» **Your assignment**
Return every entry in full, with no alterations.

Records for this exercise Start Marker

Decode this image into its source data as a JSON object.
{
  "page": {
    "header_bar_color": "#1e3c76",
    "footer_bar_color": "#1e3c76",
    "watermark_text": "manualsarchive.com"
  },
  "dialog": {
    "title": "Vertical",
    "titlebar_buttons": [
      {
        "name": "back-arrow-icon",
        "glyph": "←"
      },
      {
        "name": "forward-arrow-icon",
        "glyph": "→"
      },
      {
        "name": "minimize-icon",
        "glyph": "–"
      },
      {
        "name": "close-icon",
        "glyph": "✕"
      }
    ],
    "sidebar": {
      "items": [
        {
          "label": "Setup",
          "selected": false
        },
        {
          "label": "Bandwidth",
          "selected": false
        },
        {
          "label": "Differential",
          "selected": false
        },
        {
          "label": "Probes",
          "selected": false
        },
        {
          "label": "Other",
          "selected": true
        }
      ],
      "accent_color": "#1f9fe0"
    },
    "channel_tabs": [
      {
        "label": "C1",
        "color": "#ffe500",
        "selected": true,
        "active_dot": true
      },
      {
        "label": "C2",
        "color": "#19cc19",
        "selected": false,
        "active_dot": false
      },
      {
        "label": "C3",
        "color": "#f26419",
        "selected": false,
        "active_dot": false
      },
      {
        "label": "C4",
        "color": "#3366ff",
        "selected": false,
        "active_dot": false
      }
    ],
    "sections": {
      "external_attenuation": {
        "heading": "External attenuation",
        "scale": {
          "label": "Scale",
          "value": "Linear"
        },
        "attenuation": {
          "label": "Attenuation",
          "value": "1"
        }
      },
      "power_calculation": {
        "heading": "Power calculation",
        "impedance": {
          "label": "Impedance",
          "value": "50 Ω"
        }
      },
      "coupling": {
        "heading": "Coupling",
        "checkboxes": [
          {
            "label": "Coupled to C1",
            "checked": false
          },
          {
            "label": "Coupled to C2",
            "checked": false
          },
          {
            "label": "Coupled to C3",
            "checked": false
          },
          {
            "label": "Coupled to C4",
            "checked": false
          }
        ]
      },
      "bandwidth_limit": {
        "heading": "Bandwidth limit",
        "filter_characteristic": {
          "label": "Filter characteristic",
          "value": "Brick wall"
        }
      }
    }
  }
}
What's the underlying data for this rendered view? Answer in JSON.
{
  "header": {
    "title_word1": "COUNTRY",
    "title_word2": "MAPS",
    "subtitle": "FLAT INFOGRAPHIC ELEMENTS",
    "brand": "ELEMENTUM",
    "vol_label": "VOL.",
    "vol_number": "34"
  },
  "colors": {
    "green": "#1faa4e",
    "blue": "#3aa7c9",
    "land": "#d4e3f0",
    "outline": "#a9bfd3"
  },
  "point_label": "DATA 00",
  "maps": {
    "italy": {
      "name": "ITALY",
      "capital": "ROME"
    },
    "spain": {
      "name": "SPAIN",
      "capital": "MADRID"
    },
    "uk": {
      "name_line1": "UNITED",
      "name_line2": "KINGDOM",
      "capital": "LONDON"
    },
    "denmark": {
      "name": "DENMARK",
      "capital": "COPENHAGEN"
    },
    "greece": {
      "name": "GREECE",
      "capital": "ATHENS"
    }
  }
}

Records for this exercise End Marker

» **Solution below**
Decode this image into its source data as a JSON object.
{
  "page": {
    "header_bar_color": "#1e3c76",
    "footer_bar_color": "#1e3c76",
    "watermark_text": "manualsarchive.com"
  },
  "dialog": {
    "title": "Vertical",
    "titlebar_buttons": [
      {
        "name": "back-arrow-icon",
        "glyph": "←"
      },
      {
        "name": "forward-arrow-icon",
        "glyph": "→"
      },
      {
        "name": "minimize-icon",
        "glyph": "–"
      },
      {
        "name": "close-icon",
        "glyph": "✕"
      }
    ],
    "sidebar": {
      "items": [
        {
          "label": "Setup",
          "selected": false
        },
        {
          "label": "Bandwidth",
          "selected": false
        },
        {
          "label": "Differential",
          "selected": false
        },
        {
          "label": "Probes",
          "selected": false
        },
        {
          "label": "Other",
          "selected": true
        }
      ],
      "accent_color": "#1f9fe0"
    },
    "channel_tabs": [
      {
        "label": "C1",
        "color": "#ffe500",
        "selected": true,
        "active_dot": true
      },
      {
        "label": "C2",
        "color": "#19cc19",
        "selected": false,
        "active_dot": false
      },
      {
        "label": "C3",
        "color": "#f26419",
        "selected": false,
        "active_dot": false
      },
      {
        "label": "C4",
        "color": "#3366ff",
        "selected": false,
        "active_dot": false
      }
    ],
    "sections": {
      "external_attenuation": {
        "heading": "External attenuation",
        "scale": {
          "label": "Scale",
          "value": "Linear"
        },
        "attenuation": {
          "label": "Attenuation",
          "value": "1"
        }
      },
      "power_calculation": {
        "heading": "Power calculation",
        "impedance": {
          "label": "Impedance",
          "value": "50 Ω"
        }
      },
      "coupling": {
        "heading": "Coupling",
        "checkboxes": [
          {
            "label": "Coupled to C1",
            "checked": false
          },
          {
            "label": "Coupled to C2",
            "checked": false
          },
          {
            "label": "Coupled to C3",
            "checked": false
          },
          {
            "label": "Coupled to C4",
            "checked": false
          }
        ]
      },
      "bandwidth_limit": {
        "heading": "Bandwidth limit",
        "filter_characteristic": {
          "label": "Filter characteristic",
          "value": "Brick wall"
        }
      }
    }
  }
}
What's the underlying data for this rendered view? Answer in JSON.
{
  "header": {
    "title_word1": "COUNTRY",
    "title_word2": "MAPS",
    "subtitle": "FLAT INFOGRAPHIC ELEMENTS",
    "brand": "ELEMENTUM",
    "vol_label": "VOL.",
    "vol_number": "34"
  },
  "colors": {
    "green": "#1faa4e",
    "blue": "#3aa7c9",
    "land": "#d4e3f0",
    "outline": "#a9bfd3"
  },
  "point_label": "DATA 00",
  "maps": {
    "italy": {
      "name": "ITALY",
      "capital": "ROME"
    },
    "spain": {
      "name": "SPAIN",
      "capital": "MADRID"
    },
    "uk": {
      "name_line1": "UNITED",
      "name_line2": "KINGDOM",
      "capital": "LONDON"
    },
    "denmark": {
      "name": "DENMARK",
      "capital": "COPENHAGEN"
    },
    "greece": {
      "name": "GREECE",
      "capital": "ATHENS"
    }
  }
}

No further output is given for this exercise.